Source data -
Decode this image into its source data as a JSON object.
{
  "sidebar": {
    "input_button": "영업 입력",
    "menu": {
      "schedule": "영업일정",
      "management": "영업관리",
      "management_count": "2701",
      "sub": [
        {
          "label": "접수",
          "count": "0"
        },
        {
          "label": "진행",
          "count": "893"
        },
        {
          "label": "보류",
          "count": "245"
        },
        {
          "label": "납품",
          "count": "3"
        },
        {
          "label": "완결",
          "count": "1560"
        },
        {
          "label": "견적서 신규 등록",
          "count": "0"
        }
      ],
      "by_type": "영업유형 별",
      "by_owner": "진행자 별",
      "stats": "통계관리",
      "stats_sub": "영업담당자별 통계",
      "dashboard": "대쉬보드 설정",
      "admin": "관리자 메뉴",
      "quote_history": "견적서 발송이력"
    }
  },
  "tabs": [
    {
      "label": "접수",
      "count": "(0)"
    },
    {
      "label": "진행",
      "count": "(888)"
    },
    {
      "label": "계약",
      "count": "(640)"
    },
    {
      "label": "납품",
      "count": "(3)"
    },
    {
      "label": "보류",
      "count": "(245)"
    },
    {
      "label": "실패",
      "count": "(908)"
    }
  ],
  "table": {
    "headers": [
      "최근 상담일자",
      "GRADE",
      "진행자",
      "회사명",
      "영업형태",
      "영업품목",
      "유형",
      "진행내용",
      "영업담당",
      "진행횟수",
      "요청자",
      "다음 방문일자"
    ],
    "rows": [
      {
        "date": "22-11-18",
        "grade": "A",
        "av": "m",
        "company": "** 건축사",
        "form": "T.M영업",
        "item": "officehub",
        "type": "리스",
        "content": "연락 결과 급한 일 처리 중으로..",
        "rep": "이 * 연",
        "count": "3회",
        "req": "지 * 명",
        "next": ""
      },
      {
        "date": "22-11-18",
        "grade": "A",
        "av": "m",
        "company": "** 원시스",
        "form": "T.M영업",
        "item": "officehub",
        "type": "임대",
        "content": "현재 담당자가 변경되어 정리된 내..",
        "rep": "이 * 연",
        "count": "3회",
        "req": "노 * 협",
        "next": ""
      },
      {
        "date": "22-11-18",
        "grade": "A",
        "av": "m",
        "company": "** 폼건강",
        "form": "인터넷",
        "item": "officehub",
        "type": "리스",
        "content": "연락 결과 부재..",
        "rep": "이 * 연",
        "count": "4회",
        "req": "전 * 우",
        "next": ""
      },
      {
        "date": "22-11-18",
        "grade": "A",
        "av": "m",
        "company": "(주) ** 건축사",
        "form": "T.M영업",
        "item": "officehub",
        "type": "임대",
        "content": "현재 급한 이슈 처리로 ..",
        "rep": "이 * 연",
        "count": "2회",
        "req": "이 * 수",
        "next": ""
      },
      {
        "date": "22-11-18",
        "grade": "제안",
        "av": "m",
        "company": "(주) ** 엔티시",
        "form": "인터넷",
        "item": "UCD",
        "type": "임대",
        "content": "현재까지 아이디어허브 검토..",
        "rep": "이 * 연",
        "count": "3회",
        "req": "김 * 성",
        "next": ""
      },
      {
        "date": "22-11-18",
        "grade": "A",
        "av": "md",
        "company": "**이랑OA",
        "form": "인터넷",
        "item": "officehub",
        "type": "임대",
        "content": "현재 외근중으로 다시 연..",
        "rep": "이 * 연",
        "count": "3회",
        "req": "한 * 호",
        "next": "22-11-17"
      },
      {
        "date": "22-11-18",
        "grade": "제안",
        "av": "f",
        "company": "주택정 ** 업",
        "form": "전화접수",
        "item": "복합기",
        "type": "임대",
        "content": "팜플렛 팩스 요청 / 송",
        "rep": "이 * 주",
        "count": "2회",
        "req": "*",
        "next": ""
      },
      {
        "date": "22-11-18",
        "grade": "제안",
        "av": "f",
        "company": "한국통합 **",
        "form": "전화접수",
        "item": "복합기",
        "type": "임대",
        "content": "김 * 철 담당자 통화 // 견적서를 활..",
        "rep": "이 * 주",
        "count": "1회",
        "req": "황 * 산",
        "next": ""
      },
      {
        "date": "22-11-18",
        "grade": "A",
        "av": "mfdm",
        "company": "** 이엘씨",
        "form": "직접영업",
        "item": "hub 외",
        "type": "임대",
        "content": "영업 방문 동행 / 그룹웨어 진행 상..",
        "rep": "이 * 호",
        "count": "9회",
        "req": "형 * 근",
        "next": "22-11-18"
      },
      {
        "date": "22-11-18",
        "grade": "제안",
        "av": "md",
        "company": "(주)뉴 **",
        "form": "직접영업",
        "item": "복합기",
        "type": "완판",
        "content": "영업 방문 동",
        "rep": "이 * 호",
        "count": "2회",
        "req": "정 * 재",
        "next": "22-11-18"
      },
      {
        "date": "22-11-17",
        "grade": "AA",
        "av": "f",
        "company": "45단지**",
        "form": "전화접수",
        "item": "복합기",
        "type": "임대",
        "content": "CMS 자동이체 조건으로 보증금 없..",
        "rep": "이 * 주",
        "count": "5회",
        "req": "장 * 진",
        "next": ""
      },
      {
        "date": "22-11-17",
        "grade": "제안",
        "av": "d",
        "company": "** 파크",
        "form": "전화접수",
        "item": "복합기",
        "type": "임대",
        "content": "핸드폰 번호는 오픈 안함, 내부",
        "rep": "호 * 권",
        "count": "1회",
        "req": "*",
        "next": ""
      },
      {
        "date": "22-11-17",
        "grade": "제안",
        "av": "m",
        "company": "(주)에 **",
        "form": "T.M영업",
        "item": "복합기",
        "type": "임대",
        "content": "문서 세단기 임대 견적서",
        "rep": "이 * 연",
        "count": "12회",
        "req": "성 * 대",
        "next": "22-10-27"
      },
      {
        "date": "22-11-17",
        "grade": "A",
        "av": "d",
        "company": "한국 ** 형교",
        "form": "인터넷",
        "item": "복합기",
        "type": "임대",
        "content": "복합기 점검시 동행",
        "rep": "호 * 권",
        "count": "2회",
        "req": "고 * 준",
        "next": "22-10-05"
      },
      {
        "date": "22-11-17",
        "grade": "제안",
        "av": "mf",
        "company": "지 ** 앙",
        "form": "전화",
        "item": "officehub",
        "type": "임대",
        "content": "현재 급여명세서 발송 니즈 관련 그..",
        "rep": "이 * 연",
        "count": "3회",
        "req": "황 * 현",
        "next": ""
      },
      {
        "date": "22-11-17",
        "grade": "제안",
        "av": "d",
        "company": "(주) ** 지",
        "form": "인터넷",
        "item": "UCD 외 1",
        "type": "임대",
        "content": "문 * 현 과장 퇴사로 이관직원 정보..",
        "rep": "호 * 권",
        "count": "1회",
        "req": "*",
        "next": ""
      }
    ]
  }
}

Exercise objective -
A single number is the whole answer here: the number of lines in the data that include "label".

Reply to the exercise -
12